Measuring Your Own Goals
In order to accomplish your goals successfully, you need to have good measurable indicators for your success, for example:
If your goal is to become a better developer this year, a possible success indicator can be the amount of programming courses you completed in a year, but will it ensure that you are now a better developer? another indicator can be the amount of positive feedback you are getting about an open source project you’ve built. In contrary to the first indicator, the second one is unbiased to the fact that you can’t control how good you think you are. However, if people start appreciating the code you are writing - you are de facto becoming a better developer
If your goal is to have more impact at work, one success indicator can be arranging 4-5 internal meetups on topics that are important for you. Another indicator can be the amount of feedback you get about your initiatives and how many “copy” from you. Defining “success” indirectly will assure that your efforts are important to the culture.
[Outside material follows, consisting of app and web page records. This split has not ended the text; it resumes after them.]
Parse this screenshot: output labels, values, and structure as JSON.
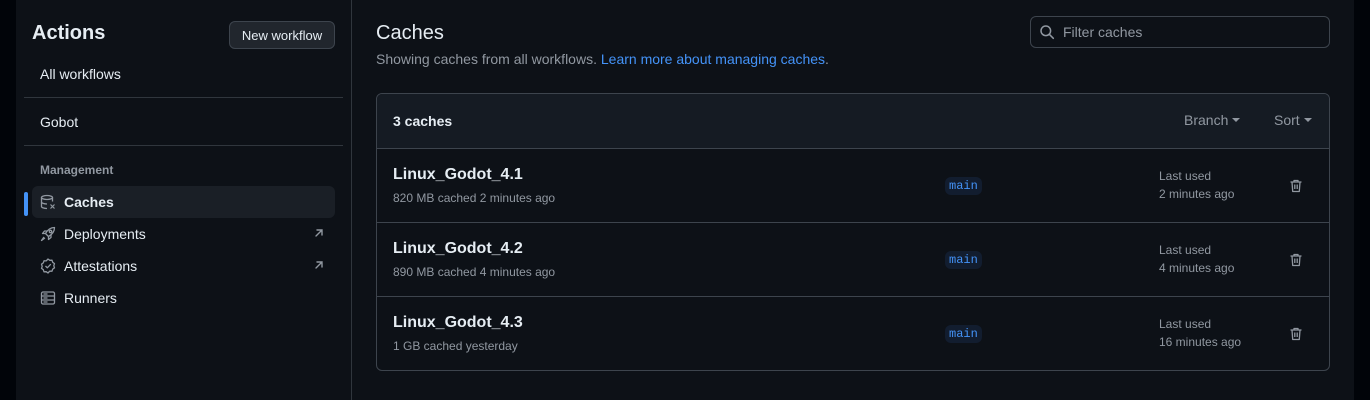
{
  "sidebar": {
    "title": "Actions",
    "new_workflow_label": "New workflow",
    "all_workflows_label": "All workflows",
    "workflow_label": "Gobot",
    "management_heading": "Management",
    "items": [
      {
        "label": "Caches",
        "icon": "database-icon",
        "active": true
      },
      {
        "label": "Deployments",
        "icon": "rocket-icon",
        "external": true
      },
      {
        "label": "Attestations",
        "icon": "verified-icon",
        "external": true
      },
      {
        "label": "Runners",
        "icon": "server-icon"
      }
    ]
  },
  "main": {
    "title": "Caches",
    "description": "Showing caches from all workflows.",
    "learn_more_link": "Learn more about managing caches",
    "description_end": ".",
    "filter_placeholder": "Filter caches",
    "count_label": "3 caches",
    "branch_menu_label": "Branch",
    "sort_menu_label": "Sort",
    "caches": [
      {
        "name": "Linux_Godot_4.1",
        "meta": "820 MB cached 2 minutes ago",
        "branch": "main",
        "last_used_label": "Last used",
        "last_used": "2 minutes ago"
      },
      {
        "name": "Linux_Godot_4.2",
        "meta": "890 MB cached 4 minutes ago",
        "branch": "main",
        "last_used_label": "Last used",
        "last_used": "4 minutes ago"
      },
      {
        "name": "Linux_Godot_4.3",
        "meta": "1 GB cached yesterday",
        "branch": "main",
        "last_used_label": "Last used",
        "last_used": "16 minutes ago"
      }
    ]
  },
  "colors": {
    "background": "#0d1117",
    "accent": "#4493f8",
    "border": "#3d444d",
    "muted_text": "#9198a1"
  }
}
Defining indirect success indicator is important for protecting yourself from biased indicators that can be easily manipulate for declaring “fake” success because of being afraid from admitting a failure.